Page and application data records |
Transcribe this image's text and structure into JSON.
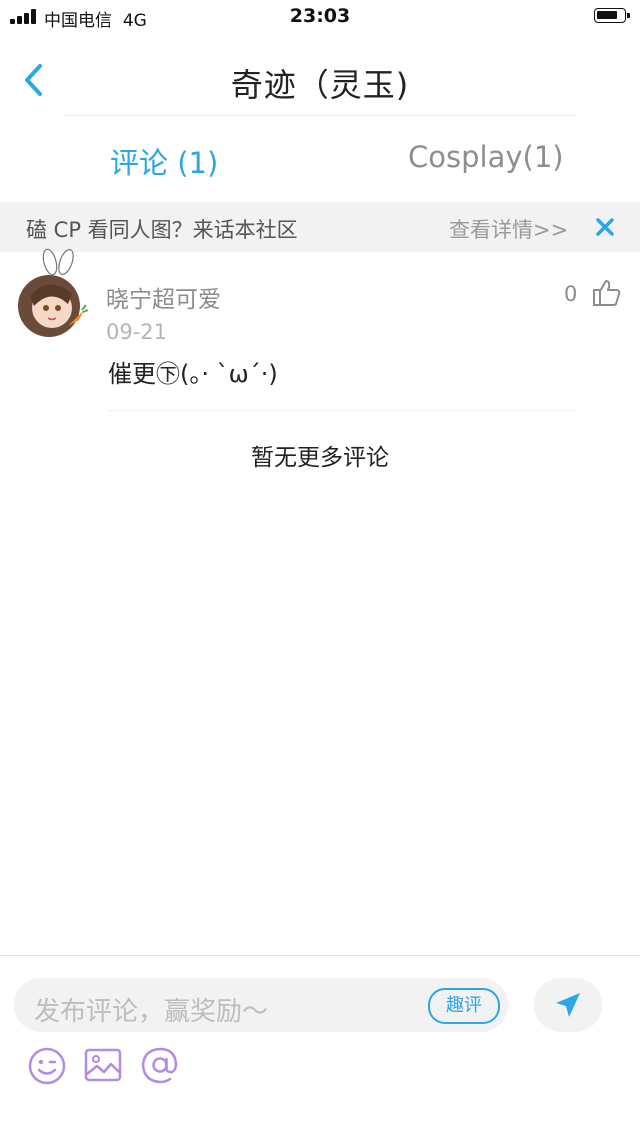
{
  "status_bar": {
    "carrier": "中国电信",
    "network": "4G",
    "time": "23:03"
  },
  "nav": {
    "title": "奇迹（灵玉)",
    "back_icon": "chevron-left-icon"
  },
  "tabs": [
    {
      "label": "评论 (1)",
      "active": true
    },
    {
      "label": "Cosplay(1)",
      "active": false
    }
  ],
  "banner": {
    "text": "磕 CP 看同人图？来话本社区",
    "link": "查看详情>>",
    "close_icon": "close-icon"
  },
  "comments": [
    {
      "username": "晓宁超可爱",
      "date": "09-21",
      "content": "催更㊦(。· `ω´·)",
      "like_count": "0"
    }
  ],
  "footer_note": "暂无更多评论",
  "composer": {
    "placeholder": "发布评论，赢奖励～",
    "qu_ping_label": "趣评",
    "tools": [
      "emoji-icon",
      "image-icon",
      "at-icon"
    ]
  },
  "colors": {
    "accent": "#2ba6e6",
    "tool_purple": "#b38be0"
  }
}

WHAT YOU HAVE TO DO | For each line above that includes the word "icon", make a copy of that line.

EXERCISE RESULT |
    "back_icon": "chevron-left-icon"
    "close_icon": "close-icon"
      "emoji-icon",
      "image-icon",
      "at-icon"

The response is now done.